Dataset rows for apps and sites:
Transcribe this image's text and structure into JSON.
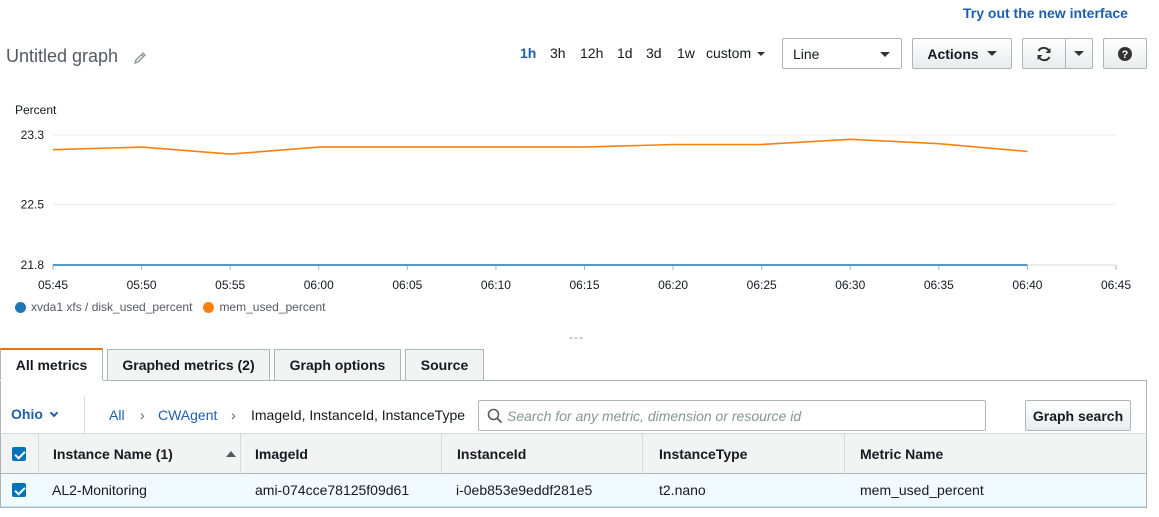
{
  "header": {
    "try_new_interface": "Try out the new interface",
    "graph_title": "Untitled graph"
  },
  "time_ranges": [
    "1h",
    "3h",
    "12h",
    "1d",
    "3d",
    "1w"
  ],
  "active_range": "1h",
  "custom_label": "custom",
  "chart_type_select": "Line",
  "actions_label": "Actions",
  "colors": {
    "link": "#1f5ea8",
    "series_disk": "#1f77b4",
    "series_mem": "#ff7f0e",
    "tab_accent": "#ec7211"
  },
  "chart_data": {
    "type": "line",
    "ylabel": "Percent",
    "ylim": [
      21.8,
      23.3
    ],
    "yticks": [
      "23.3",
      "22.5",
      "21.8"
    ],
    "xticks": [
      "05:45",
      "05:50",
      "05:55",
      "06:00",
      "06:05",
      "06:10",
      "06:15",
      "06:20",
      "06:25",
      "06:30",
      "06:35",
      "06:40",
      "06:45"
    ],
    "x": [
      "05:45",
      "05:50",
      "05:55",
      "06:00",
      "06:05",
      "06:10",
      "06:15",
      "06:20",
      "06:25",
      "06:30",
      "06:35",
      "06:40"
    ],
    "series": [
      {
        "name": "xvda1 xfs / disk_used_percent",
        "color": "#1f77b4",
        "values": [
          21.8,
          21.8,
          21.8,
          21.8,
          21.8,
          21.8,
          21.8,
          21.8,
          21.8,
          21.8,
          21.8,
          21.8
        ]
      },
      {
        "name": "mem_used_percent",
        "color": "#ff7f0e",
        "values": [
          23.13,
          23.16,
          23.08,
          23.16,
          23.16,
          23.16,
          23.16,
          23.19,
          23.19,
          23.25,
          23.2,
          23.11
        ]
      }
    ]
  },
  "drag_handle": "---",
  "tabs": [
    {
      "label": "All metrics",
      "active": true
    },
    {
      "label": "Graphed metrics (2)",
      "active": false
    },
    {
      "label": "Graph options",
      "active": false
    },
    {
      "label": "Source",
      "active": false
    }
  ],
  "browser": {
    "region": "Ohio",
    "breadcrumbs": [
      "All",
      "CWAgent",
      "ImageId, InstanceId, InstanceType"
    ],
    "search_placeholder": "Search for any metric, dimension or resource id",
    "graph_search_label": "Graph search"
  },
  "table": {
    "columns": [
      "Instance Name (1)",
      "ImageId",
      "InstanceId",
      "InstanceType",
      "Metric Name"
    ],
    "rows": [
      [
        "AL2-Monitoring",
        "ami-074cce78125f09d61",
        "i-0eb853e9eddf281e5",
        "t2.nano",
        "mem_used_percent"
      ]
    ]
  }
}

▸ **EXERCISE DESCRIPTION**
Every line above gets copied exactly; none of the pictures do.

▸ **TASK ANSWER**
Transcribe this image's text and structure into JSON.
{
  "header": {
    "try_new_interface": "Try out the new interface",
    "graph_title": "Untitled graph"
  },
  "time_ranges": [
    "1h",
    "3h",
    "12h",
    "1d",
    "3d",
    "1w"
  ],
  "active_range": "1h",
  "custom_label": "custom",
  "chart_type_select": "Line",
  "actions_label": "Actions",
  "colors": {
    "link": "#1f5ea8",
    "series_disk": "#1f77b4",
    "series_mem": "#ff7f0e",
    "tab_accent": "#ec7211"
  },
  "chart_data": {
    "type": "line",
    "ylabel": "Percent",
    "ylim": [
      21.8,
      23.3
    ],
    "yticks": [
      "23.3",
      "22.5",
      "21.8"
    ],
    "xticks": [
      "05:45",
      "05:50",
      "05:55",
      "06:00",
      "06:05",
      "06:10",
      "06:15",
      "06:20",
      "06:25",
      "06:30",
      "06:35",
      "06:40",
      "06:45"
    ],
    "x": [
      "05:45",
      "05:50",
      "05:55",
      "06:00",
      "06:05",
      "06:10",
      "06:15",
      "06:20",
      "06:25",
      "06:30",
      "06:35",
      "06:40"
    ],
    "series": [
      {
        "name": "xvda1 xfs / disk_used_percent",
        "color": "#1f77b4",
        "values": [
          21.8,
          21.8,
          21.8,
          21.8,
          21.8,
          21.8,
          21.8,
          21.8,
          21.8,
          21.8,
          21.8,
          21.8
        ]
      },
      {
        "name": "mem_used_percent",
        "color": "#ff7f0e",
        "values": [
          23.13,
          23.16,
          23.08,
          23.16,
          23.16,
          23.16,
          23.16,
          23.19,
          23.19,
          23.25,
          23.2,
          23.11
        ]
      }
    ]
  },
  "drag_handle": "---",
  "tabs": [
    {
      "label": "All metrics",
      "active": true
    },
    {
      "label": "Graphed metrics (2)",
      "active": false
    },
    {
      "label": "Graph options",
      "active": false
    },
    {
      "label": "Source",
      "active": false
    }
  ],
  "browser": {
    "region": "Ohio",
    "breadcrumbs": [
      "All",
      "CWAgent",
      "ImageId, InstanceId, InstanceType"
    ],
    "search_placeholder": "Search for any metric, dimension or resource id",
    "graph_search_label": "Graph search"
  },
  "table": {
    "columns": [
      "Instance Name (1)",
      "ImageId",
      "InstanceId",
      "InstanceType",
      "Metric Name"
    ],
    "rows": [
      [
        "AL2-Monitoring",
        "ami-074cce78125f09d61",
        "i-0eb853e9eddf281e5",
        "t2.nano",
        "mem_used_percent"
      ]
    ]
  }
}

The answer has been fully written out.